She looked me up and down with a disapproving, almost hateful, expression on her face.
“That’ll be thirty-five pence.”
I paid for the chocolate bar I was, no doubt, desperate to munch, feeling insecure.
“The yellow doesn’t suit you,” she couldn’t help but impart before I left the corner shop. She wasn’t careful how she said, either. The words rushed out of her mouth in an insulting tone, blunt and sarcastic.
It wasn’t ‘yellow’, it was gold. And it was powdered eyeshadow. I had attempted to carefully dab it in the corners of my eyes, thinking it would draw attention away from my skin. It was all the rage at the time – just like the heavy eyeliner I wore like a sort of trademark. Although, it was more of a uniform because, back in 1980s, I was teetering between the ‘pretty-punk’ look and trying to imitate Farrah Fawcett.
I don’t think I ever carried off either look particularly well, and a cutting comment was all it took to really knock my confidence. Certainly around ‘older people’.
When it came to my peers, it was another story. I was outgoing. I enjoyed going to discos, summer festivals and concerts. I was a dedicated night owl, so any skin imperfections were less likely to be zeroed in on. In fact, I went to a lot of events because I was never short of free tickets. There were actual perks to being a newspaper reporter back then!
And herein lies the crux of my skin care sins… (I’m pictured below, circa 1982)
When You Are Young, You Don’t Care
I can’t remember the number of times I fell into bed with a full face of make-up still clinging to my skin. It must have been hundreds of times. Probably thousands. The one skin care product I owned was an astringent – and I only ever used that when I felt foundation wasn’t cutting it in my never-ending bid to camouflage blackheads.

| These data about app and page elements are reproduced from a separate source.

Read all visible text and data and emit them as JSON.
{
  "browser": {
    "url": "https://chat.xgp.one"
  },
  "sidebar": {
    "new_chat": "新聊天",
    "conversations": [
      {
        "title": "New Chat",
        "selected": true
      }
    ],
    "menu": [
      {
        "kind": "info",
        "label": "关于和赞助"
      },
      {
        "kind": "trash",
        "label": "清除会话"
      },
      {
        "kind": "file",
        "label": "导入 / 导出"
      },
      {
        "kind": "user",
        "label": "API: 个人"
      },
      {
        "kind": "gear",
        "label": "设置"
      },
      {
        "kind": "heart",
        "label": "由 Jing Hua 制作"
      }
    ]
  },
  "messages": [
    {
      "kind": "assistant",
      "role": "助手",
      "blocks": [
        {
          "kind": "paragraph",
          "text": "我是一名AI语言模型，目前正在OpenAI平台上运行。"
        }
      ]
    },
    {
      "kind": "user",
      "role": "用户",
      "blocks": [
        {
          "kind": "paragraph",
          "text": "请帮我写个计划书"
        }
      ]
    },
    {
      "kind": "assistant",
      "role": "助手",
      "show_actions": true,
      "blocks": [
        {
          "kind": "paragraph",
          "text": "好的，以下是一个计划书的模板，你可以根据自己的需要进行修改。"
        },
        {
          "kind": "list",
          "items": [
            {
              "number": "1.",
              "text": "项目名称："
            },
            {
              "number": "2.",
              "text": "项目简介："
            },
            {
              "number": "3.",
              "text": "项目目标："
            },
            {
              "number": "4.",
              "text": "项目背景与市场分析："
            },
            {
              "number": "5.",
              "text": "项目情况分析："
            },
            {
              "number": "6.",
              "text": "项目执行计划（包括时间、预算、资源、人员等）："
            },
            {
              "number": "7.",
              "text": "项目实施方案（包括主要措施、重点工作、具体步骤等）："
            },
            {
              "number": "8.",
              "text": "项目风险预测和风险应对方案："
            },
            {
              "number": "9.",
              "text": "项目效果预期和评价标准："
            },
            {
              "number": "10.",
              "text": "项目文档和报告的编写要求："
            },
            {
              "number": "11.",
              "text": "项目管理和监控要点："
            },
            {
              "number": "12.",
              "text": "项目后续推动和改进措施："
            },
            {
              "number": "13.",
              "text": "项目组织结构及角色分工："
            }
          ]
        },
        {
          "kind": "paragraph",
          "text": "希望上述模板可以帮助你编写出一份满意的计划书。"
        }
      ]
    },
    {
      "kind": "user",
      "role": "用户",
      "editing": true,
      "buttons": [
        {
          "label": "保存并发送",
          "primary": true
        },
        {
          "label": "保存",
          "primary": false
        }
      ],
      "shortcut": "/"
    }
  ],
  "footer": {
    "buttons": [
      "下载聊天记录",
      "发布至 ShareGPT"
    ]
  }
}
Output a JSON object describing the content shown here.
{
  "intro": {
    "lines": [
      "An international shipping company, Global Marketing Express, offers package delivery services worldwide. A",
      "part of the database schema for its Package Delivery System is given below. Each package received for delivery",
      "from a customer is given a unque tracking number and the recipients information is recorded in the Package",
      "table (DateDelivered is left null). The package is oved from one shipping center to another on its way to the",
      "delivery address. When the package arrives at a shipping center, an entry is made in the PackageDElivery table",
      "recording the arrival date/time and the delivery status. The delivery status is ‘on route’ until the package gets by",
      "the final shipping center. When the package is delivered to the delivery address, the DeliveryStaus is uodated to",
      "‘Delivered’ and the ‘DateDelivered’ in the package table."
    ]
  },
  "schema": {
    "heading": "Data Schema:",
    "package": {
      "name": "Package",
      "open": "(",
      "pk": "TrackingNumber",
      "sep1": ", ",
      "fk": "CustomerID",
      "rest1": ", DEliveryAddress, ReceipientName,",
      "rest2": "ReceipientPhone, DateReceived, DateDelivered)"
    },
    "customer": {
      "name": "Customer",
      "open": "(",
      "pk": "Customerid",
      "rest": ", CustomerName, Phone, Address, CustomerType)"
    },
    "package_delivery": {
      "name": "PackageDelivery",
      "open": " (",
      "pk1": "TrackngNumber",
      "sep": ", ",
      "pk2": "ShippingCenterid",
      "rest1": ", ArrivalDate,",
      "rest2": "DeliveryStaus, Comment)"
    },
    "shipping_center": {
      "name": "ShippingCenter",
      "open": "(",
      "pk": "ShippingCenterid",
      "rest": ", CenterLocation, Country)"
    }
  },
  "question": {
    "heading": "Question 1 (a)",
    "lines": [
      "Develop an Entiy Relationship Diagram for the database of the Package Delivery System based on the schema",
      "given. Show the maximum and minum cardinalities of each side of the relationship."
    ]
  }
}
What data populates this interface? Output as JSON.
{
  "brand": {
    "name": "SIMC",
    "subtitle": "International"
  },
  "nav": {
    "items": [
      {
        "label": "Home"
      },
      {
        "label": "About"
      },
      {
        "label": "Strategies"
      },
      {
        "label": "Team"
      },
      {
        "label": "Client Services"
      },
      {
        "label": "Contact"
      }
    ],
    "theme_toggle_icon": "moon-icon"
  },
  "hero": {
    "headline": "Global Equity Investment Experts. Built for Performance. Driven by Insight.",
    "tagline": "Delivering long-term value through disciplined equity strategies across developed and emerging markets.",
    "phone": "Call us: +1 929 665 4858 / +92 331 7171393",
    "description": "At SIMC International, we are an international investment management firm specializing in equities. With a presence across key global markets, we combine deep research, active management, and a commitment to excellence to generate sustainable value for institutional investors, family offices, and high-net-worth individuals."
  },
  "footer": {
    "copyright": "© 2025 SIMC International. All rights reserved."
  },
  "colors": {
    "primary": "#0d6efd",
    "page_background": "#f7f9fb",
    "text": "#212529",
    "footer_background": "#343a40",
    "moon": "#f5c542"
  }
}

By my middle twenties, I don’t think there was a millimetre of my nose not peppered with black dots.
And this leads me to another lingering memory of a hurtful comment…
“Your face is covered in blackheads.”
I, actually, didn’t need to be told that – especially by a Miss Perfect colleague, whose blemish-free skin resembled that of a cover girl. I already knew. But, when you are young, statements that are intended to hurt really do.
It’s strange because, all these years later, I can still picture where I was sitting in the newsroom when she said it. Maybe, it was a ‘you have to be cruel to be kind’ way of encouraging me to actually do something about my skin. But, that was never going to work. I was too busy spending money on make-up and convincing myself blackheads were just ‘something you get when you are young’.
I must have believed that I’d wake up one day to find they’d magically disappeared.
And Then It Hits You…
I still had blackheads in my early thirties. If it wasn’t for a chance purchase, I’d probably still be covered in them now. I was lucky, because I managed to ‘catch’ my skin before even more lasting damage was done.
That single product woke me up to what I’d been doing wrong – ignoring my skin’s needs. It led me to experiment with other products and triggered a lasting obsession with skin care.
I’ve always found it easier to stick to a routine with a kit. They’ve got better over the years – there are sets for all skin types and ages. And they often work out cheaper than buying individual products.
I’m 55 now (there’s a snap of me at the bottom of my blog on gifts for cancer patients). My biggest concerns are keeping enlarged pores (the lasting result of all those blackheads!) clear and evading wrinkles. All-in-all, I’m not doing too bad. My skin is in better condition now than it was 15 years ago – probably the culminative effect of all the care and attention it has received.
Of course, not all my skin care-related memories are bad ones. I remember the owner of a high-end boutique (she stocked Clarins and Clinique, brands that would not have interested me in the least back then) offering to do my make-up before a television appearance. I was being interviewed about a project I had been working on for a newspaper.
She was absolutely fantastic, explaining that lighting in the studio necessitated a thick layer of foundation and in a shade or two darker than my normal tone. I don’t know how she did it, but her make-over had an airbrush effect. Of course, I was never able to replicate the look at home.
If I could have my time again, I would definitely not wear black eyeliner like it was going out of fashion and I would properly cleanse, tone and moisturise my face – not matter how tired, no matter how drunk, no matter how blasé.
And, if I had a teenage daughter, I’d get her interested in taking care of her skin right now. Because, thirty to forty years down the road, she will thank you.
Never forget… Your face is your fortune.
I’d love to read about your skin care horror stories. Please feel free to share below.